"I could have kept on believing you were some jackass, O'Conner, and it would have been fine, but no! No! You couldn't just leave it at that, you had to call some dumbass 'truce'! And yes, I know what you're thinking, 'love, really?' Well, yes really. This isn't high school anymore. I don't 'love you, like oh my gosh' because you have a great bod or because your hair is perfect or because you have a cute smirk. No. I love you because you have flaws, because you don't make yourself out to be some god…all of the time at least. I love you because you actually know how to be caring, because you have a heart, a soul, an actual conscious…or at least I thought you had one. Maybe you don't have any morals, hell, I don't know. I love you because…"

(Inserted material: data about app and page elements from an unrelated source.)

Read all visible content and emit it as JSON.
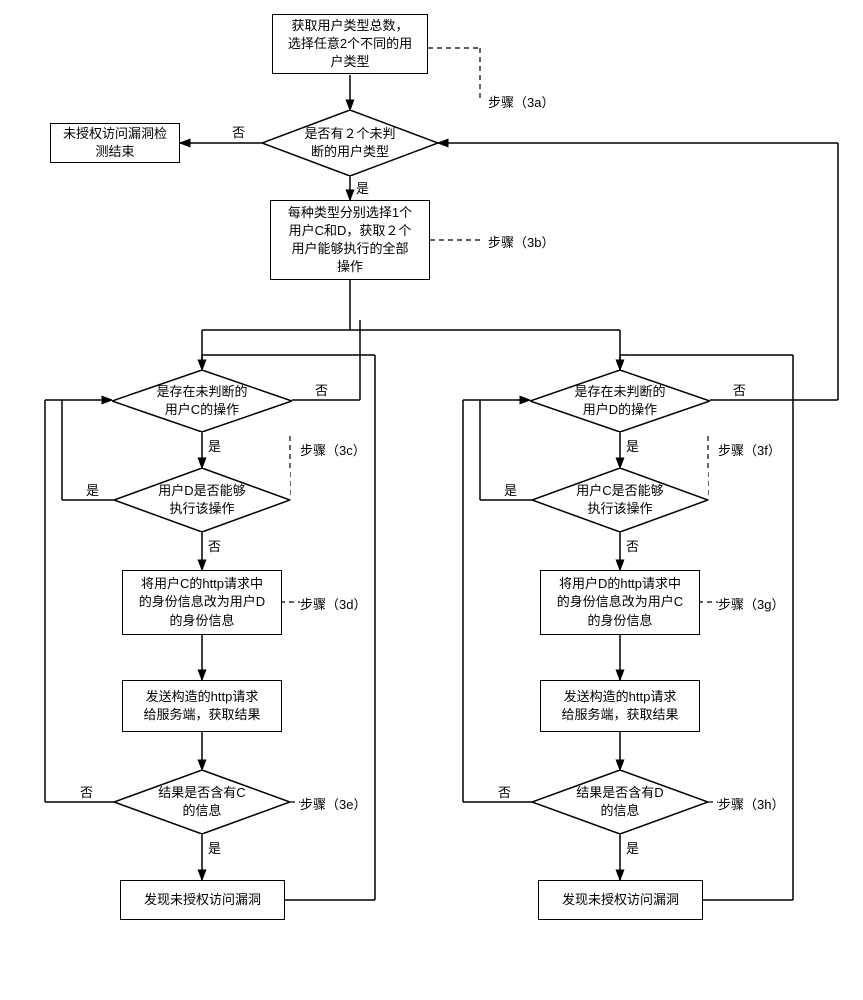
{
  "nodes": {
    "start": "获取用户类型总数，\n选择任意2个不同的用\n户类型",
    "end": "未授权访问漏洞检\n测结束",
    "dec_types": "是否有２个未判\n断的用户类型",
    "step3b": "每种类型分别选择1个\n用户C和D，获取２个\n用户能够执行的全部\n操作",
    "dec_c_ops": "是存在未判断的\n用户C的操作",
    "dec_d_can": "用户D是否能够\n执行该操作",
    "box_3d": "将用户C的http请求中\n的身份信息改为用户D\n的身份信息",
    "box_send_c": "发送构造的http请求\n给服务端，获取结果",
    "dec_result_c": "结果是否含有C\n的信息",
    "found_c": "发现未授权访问漏洞",
    "dec_d_ops": "是存在未判断的\n用户D的操作",
    "dec_c_can": "用户C是否能够\n执行该操作",
    "box_3g": "将用户D的http请求中\n的身份信息改为用户C\n的身份信息",
    "box_send_d": "发送构造的http请求\n给服务端，获取结果",
    "dec_result_d": "结果是否含有D\n的信息",
    "found_d": "发现未授权访问漏洞"
  },
  "labels": {
    "yes": "是",
    "no": "否",
    "step3a": "步骤（3a）",
    "step3b": "步骤（3b）",
    "step3c": "步骤（3c）",
    "step3d": "步骤（3d）",
    "step3e": "步骤（3e）",
    "step3f": "步骤（3f）",
    "step3g": "步骤（3g）",
    "step3h": "步骤（3h）"
  }
}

My words were cut short as his lips crashed down against mine, hot and fiery as his body pushed up against mine, backing me into my car and crushing us together. I felt his body heat seep into me through our wet clothes, warming me and sending tingles down to my toes as his one hand pulled me closer, the other hand threading through my hair, making my stomach do flip flops.
And then I realized what he was doing and I shoved him away.
"Where the hell do you get off, thinking you have the right to kiss me like that?" I panted, completely out of breath.
I watched a look of confusion take over his face. "I…I just thought, well, maybe…"
I cut him off, my hand bringing his head back down to my level as I pressed my lips hard against him. Before he could bring himself to respond, I pushed him away again. "See, how do you like it? Getting cut off like that?"
He grinned at me. "Actually, very much," he said, his hands cupping my chin and tipping it up, pressing his lips softly against mine.
I let out an indignant gasp, but nevertheless complied. "You are…such…an arrogant…ass," I muttered in between kisses.
He grunted in reply. "But that's why you love me," he said, his lips trailing down my jaw line, nibbling lightly at my neck as his hands pulled my hips square into his.
I snorted, my cheeks tingeing pink. "Ass," I repeated.
"Don't worry, Jules," he said, his lips millimeters from my ear, his breath and husky voice sending shivers down my spine once more, "I love you too."
As you can imagine, we never quite made it to the party, and for that I will always blame…Aaron O'Conner.
Yes, I'm really not happy with how this one came out—it's too forced with little feeling and I'm pretty sure I didn't really stick to the guidelines/rules that well. I am aware of it's quality, so please, no criticisms on that, but if there are blatant factual/grammatical errors, please kindly inform me of them specifically. I will hopefully rewrite this one.
Anyone interested in a better example of one of my writing, feel free to check out Battle Scars or Impulse. They're my favorites.
Much love to you all for reading! Thanks a bunch! Good luck to all the contestants!
Until next time everyone,